#### [SUPPLIED ENTRIES]
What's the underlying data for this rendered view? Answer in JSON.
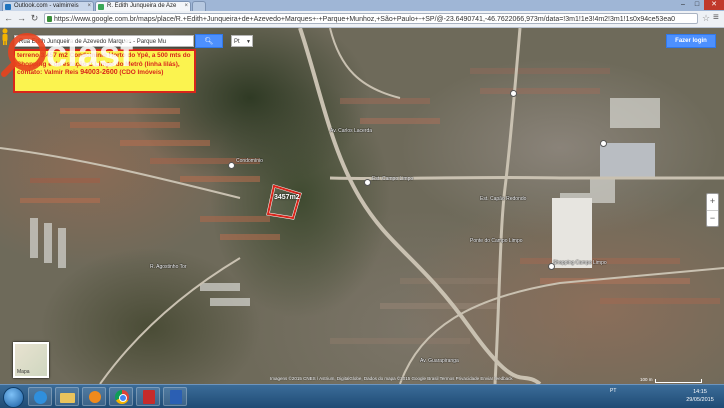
{
  "browser": {
    "tabs": [
      {
        "title": "Outlook.com - valmirreis",
        "active": false
      },
      {
        "title": "R. Edith Junqueira de Aze",
        "active": true
      }
    ],
    "url": "https://www.google.com.br/maps/place/R.+Edith+Junqueira+de+Azevedo+Marques+-+Parque+Munhoz,+São+Paulo+-+SP/@-23.6490741,-46.7622066,973m/data=!3m1!1e3!4m2!3m1!1s0x94ce53ea0"
  },
  "maps": {
    "search_value": "Rua Edith Junqueira de Azevedo Marques - Parque Mu",
    "search_button_icon": "search-icon",
    "layer_select": "Pt",
    "signin_label": "Fazer login",
    "info_text": "terreno 3.457 m2 Condomínio Horto do Ypê, a 500 mts do Shopping e da estação C.Limpo do Metrô (linha lilás), contato: Valmir Reis",
    "info_phone": "94003-2600",
    "info_suffix": "(CDO Imóveis)",
    "plot_label": "3457m2",
    "place_labels": [
      "Condomínio",
      "Est. Campo Limpo",
      "Est. Capão Redondo",
      "Shopping Campo Limpo",
      "Ponte do Campo Limpo",
      "R. Agostinho Tor",
      "Av. Carlos Lacerda",
      "Av. Guarapiranga"
    ],
    "minimap_label": "Mapa",
    "attribution": "Imagens ©2015 CNES / Astrium, DigitalGlobe, Dados do mapa ©2015 Google   Brasil   Termos   Privacidade   Enviar feedback",
    "scale_label": "100 m"
  },
  "watermark": {
    "text": "clasf",
    "color": "#ffffff",
    "accent": "#e8431e"
  },
  "taskbar": {
    "clock_time": "14:15",
    "clock_date": "29/05/2015",
    "tray_lang": "PT"
  },
  "colors": {
    "highlight_border": "#d8261b",
    "info_bg": "#fbf34f",
    "google_blue": "#4d90fe"
  }
}
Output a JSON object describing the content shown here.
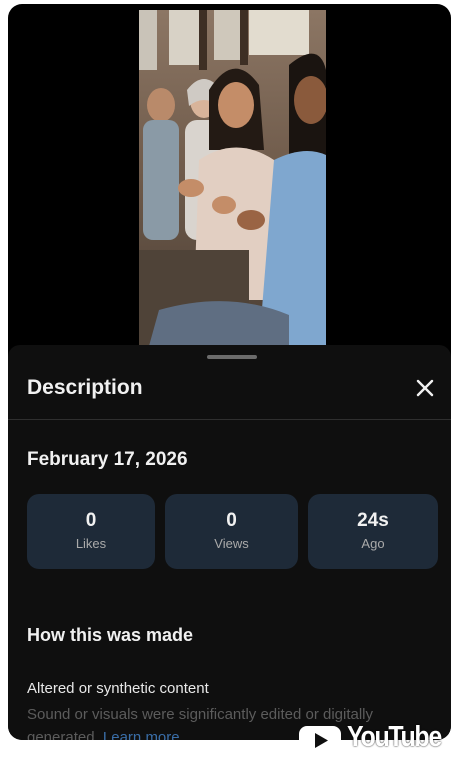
{
  "sheet": {
    "title": "Description",
    "date": "February 17, 2026",
    "stats": [
      {
        "value": "0",
        "label": "Likes"
      },
      {
        "value": "0",
        "label": "Views"
      },
      {
        "value": "24s",
        "label": "Ago"
      }
    ],
    "how_made_title": "How this was made",
    "altered_title": "Altered or synthetic content",
    "altered_desc_line1": "Sound or visuals were significantly edited or digitally",
    "altered_desc_line2": "generated.",
    "learn_more": "Learn more"
  },
  "watermark": {
    "text": "YouTube",
    "icon": "youtube-play-icon"
  },
  "icons": {
    "close": "close-icon"
  },
  "colors": {
    "sheet_bg": "#0f0f0f",
    "stat_card_bg": "#1e2a38",
    "link": "#3a6ea8"
  }
}
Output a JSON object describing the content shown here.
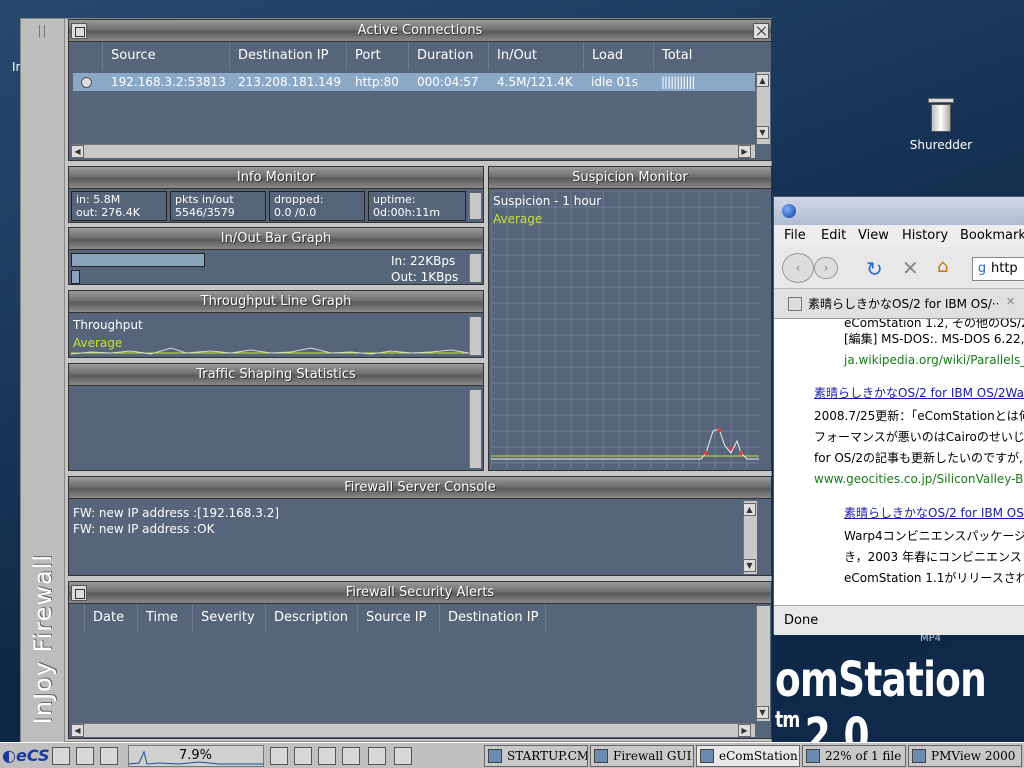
{
  "desktop": {
    "left_label": "In",
    "trash_label": "Shuredder",
    "brand_text": "omStation",
    "brand_version": "2.0",
    "brand_small": "MP4"
  },
  "window": {
    "vertical_title": "InJoy Firewall"
  },
  "active": {
    "title": "Active Connections",
    "columns": [
      "Source",
      "Destination IP",
      "Port",
      "Duration",
      "In/Out",
      "Load",
      "Total"
    ],
    "row": {
      "source": "192.168.3.2:53813",
      "dest": "213.208.181.149",
      "port": "http:80",
      "duration": "000:04:57",
      "inout": "4.5M/121.4K",
      "load": "idle 01s",
      "total": "|||||||||||"
    }
  },
  "info": {
    "title": "Info Monitor",
    "in": "in: 5.8M",
    "out": "out: 276.4K",
    "pkts_label": "pkts in/out",
    "pkts_value": "5546/3579",
    "dropped_label": "dropped:",
    "dropped_value": "0.0 /0.0",
    "uptime_label": "uptime:",
    "uptime_value": "0d:00h:11m"
  },
  "bar": {
    "title": "In/Out Bar Graph",
    "in": "In: 22KBps",
    "out": "Out: 1KBps",
    "in_fill": 0.45,
    "out_fill": 0.03
  },
  "throughput": {
    "title": "Throughput Line Graph",
    "label": "Throughput",
    "avg": "Average"
  },
  "shaping": {
    "title": "Traffic Shaping Statistics"
  },
  "suspicion": {
    "title": "Suspicion Monitor",
    "label": "Suspicion - 1 hour",
    "avg": "Average"
  },
  "console": {
    "title": "Firewall Server Console",
    "lines": [
      "FW: new IP address :[192.168.3.2]",
      "FW: new IP address :OK"
    ]
  },
  "alerts": {
    "title": "Firewall Security Alerts",
    "columns": [
      "Date",
      "Time",
      "Severity",
      "Description",
      "Source IP",
      "Destination IP"
    ]
  },
  "browser": {
    "menu": [
      "File",
      "Edit",
      "View",
      "History",
      "Bookmarks"
    ],
    "url": "http",
    "tab": "素晴らしきかなOS/2 for IBM OS/···",
    "status": "Done",
    "lines": [
      "eComStation 1.2, その他のOS/2",
      "[編集] MS-DOS:. MS-DOS 6.22,",
      "ja.wikipedia.org/wiki/Parallels_",
      "素晴らしきかなOS/2 for IBM OS/2Wa",
      "2008.7/25更新：「eComStationとは何",
      "フォーマンスが悪いのはCairoのせいじ",
      "for OS/2の記事も更新したいのですが,",
      "www.geocities.co.jp/SiliconValley-Ba",
      "素晴らしきかなOS/2 for IBM OS/",
      "Warp4コンビニエンスパッケージ",
      "き，2003 年春にコンビニエンス",
      "eComStation 1.1がリリースされ"
    ]
  },
  "taskbar": {
    "cpu": "7.9%",
    "items": [
      "STARTUP.CMD",
      "Firewall GUI",
      "eComStation -",
      "22% of 1 file -",
      "PMView 2000"
    ]
  },
  "colors": {
    "panel": "#56657a",
    "selected_row": "#8ba9c7",
    "average": "#c8e030",
    "link": "#1a1ab0",
    "url_green": "#1a7a1a"
  }
}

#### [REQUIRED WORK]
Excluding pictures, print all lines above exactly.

#### [ANSWER BOX]
What's the underlying data for this rendered view? Answer in JSON.
{
  "browser": {
    "tabs": [
      {
        "title": "Outlook.com - valmirreis",
        "active": false
      },
      {
        "title": "R. Edith Junqueira de Aze",
        "active": true
      }
    ],
    "url": "https://www.google.com.br/maps/place/R.+Edith+Junqueira+de+Azevedo+Marques+-+Parque+Munhoz,+São+Paulo+-+SP/@-23.6490741,-46.7622066,973m/data=!3m1!1e3!4m2!3m1!1s0x94ce53ea0"
  },
  "maps": {
    "search_value": "Rua Edith Junqueira de Azevedo Marques - Parque Mu",
    "search_button_icon": "search-icon",
    "layer_select": "Pt",
    "signin_label": "Fazer login",
    "info_text": "terreno 3.457 m2 Condomínio Horto do Ypê, a 500 mts do Shopping e da estação C.Limpo do Metrô (linha lilás), contato: Valmir Reis",
    "info_phone": "94003-2600",
    "info_suffix": "(CDO Imóveis)",
    "plot_label": "3457m2",
    "place_labels": [
      "Condomínio",
      "Est. Campo Limpo",
      "Est. Capão Redondo",
      "Shopping Campo Limpo",
      "Ponte do Campo Limpo",
      "R. Agostinho Tor",
      "Av. Carlos Lacerda",
      "Av. Guarapiranga"
    ],
    "minimap_label": "Mapa",
    "attribution": "Imagens ©2015 CNES / Astrium, DigitalGlobe, Dados do mapa ©2015 Google   Brasil   Termos   Privacidade   Enviar feedback",
    "scale_label": "100 m"
  },
  "watermark": {
    "text": "clasf",
    "color": "#ffffff",
    "accent": "#e8431e"
  },
  "taskbar": {
    "clock_time": "14:15",
    "clock_date": "29/05/2015",
    "tray_lang": "PT"
  },
  "colors": {
    "highlight_border": "#d8261b",
    "info_bg": "#fbf34f",
    "google_blue": "#4d90fe"
  }
}
Output a JSON object describing the content shown here.
{
  "sheet": {
    "title": "Description",
    "date": "February 17, 2026",
    "stats": [
      {
        "value": "0",
        "label": "Likes"
      },
      {
        "value": "0",
        "label": "Views"
      },
      {
        "value": "24s",
        "label": "Ago"
      }
    ],
    "how_made_title": "How this was made",
    "altered_title": "Altered or synthetic content",
    "altered_desc_line1": "Sound or visuals were significantly edited or digitally",
    "altered_desc_line2": "generated.",
    "learn_more": "Learn more"
  },
  "watermark": {
    "text": "YouTube",
    "icon": "youtube-play-icon"
  },
  "icons": {
    "close": "close-icon"
  },
  "colors": {
    "sheet_bg": "#0f0f0f",
    "stat_card_bg": "#1e2a38",
    "link": "#3a6ea8"
  }
}
Output a JSON object describing the content shown here.
{
  "desktop": {
    "left_label": "In",
    "trash_label": "Shuredder",
    "brand_text": "omStation",
    "brand_version": "2.0",
    "brand_small": "MP4"
  },
  "window": {
    "vertical_title": "InJoy Firewall"
  },
  "active": {
    "title": "Active Connections",
    "columns": [
      "Source",
      "Destination IP",
      "Port",
      "Duration",
      "In/Out",
      "Load",
      "Total"
    ],
    "row": {
      "source": "192.168.3.2:53813",
      "dest": "213.208.181.149",
      "port": "http:80",
      "duration": "000:04:57",
      "inout": "4.5M/121.4K",
      "load": "idle 01s",
      "total": "|||||||||||"
    }
  },
  "info": {
    "title": "Info Monitor",
    "in": "in: 5.8M",
    "out": "out: 276.4K",
    "pkts_label": "pkts in/out",
    "pkts_value": "5546/3579",
    "dropped_label": "dropped:",
    "dropped_value": "0.0 /0.0",
    "uptime_label": "uptime:",
    "uptime_value": "0d:00h:11m"
  },
  "bar": {
    "title": "In/Out Bar Graph",
    "in": "In: 22KBps",
    "out": "Out: 1KBps",
    "in_fill": 0.45,
    "out_fill": 0.03
  },
  "throughput": {
    "title": "Throughput Line Graph",
    "label": "Throughput",
    "avg": "Average"
  },
  "shaping": {
    "title": "Traffic Shaping Statistics"
  },
  "suspicion": {
    "title": "Suspicion Monitor",
    "label": "Suspicion - 1 hour",
    "avg": "Average"
  },
  "console": {
    "title": "Firewall Server Console",
    "lines": [
      "FW: new IP address :[192.168.3.2]",
      "FW: new IP address :OK"
    ]
  },
  "alerts": {
    "title": "Firewall Security Alerts",
    "columns": [
      "Date",
      "Time",
      "Severity",
      "Description",
      "Source IP",
      "Destination IP"
    ]
  },
  "browser": {
    "menu": [
      "File",
      "Edit",
      "View",
      "History",
      "Bookmarks"
    ],
    "url": "http",
    "tab": "素晴らしきかなOS/2 for IBM OS/···",
    "status": "Done",
    "lines": [
      "eComStation 1.2, その他のOS/2",
      "[編集] MS-DOS:. MS-DOS 6.22,",
      "ja.wikipedia.org/wiki/Parallels_",
      "素晴らしきかなOS/2 for IBM OS/2Wa",
      "2008.7/25更新：「eComStationとは何",
      "フォーマンスが悪いのはCairoのせいじ",
      "for OS/2の記事も更新したいのですが,",
      "www.geocities.co.jp/SiliconValley-Ba",
      "素晴らしきかなOS/2 for IBM OS/",
      "Warp4コンビニエンスパッケージ",
      "き，2003 年春にコンビニエンス",
      "eComStation 1.1がリリースされ"
    ]
  },
  "taskbar": {
    "cpu": "7.9%",
    "items": [
      "STARTUP.CMD",
      "Firewall GUI",
      "eComStation -",
      "22% of 1 file -",
      "PMView 2000"
    ]
  },
  "colors": {
    "panel": "#56657a",
    "selected_row": "#8ba9c7",
    "average": "#c8e030",
    "link": "#1a1ab0",
    "url_green": "#1a7a1a"
  }
}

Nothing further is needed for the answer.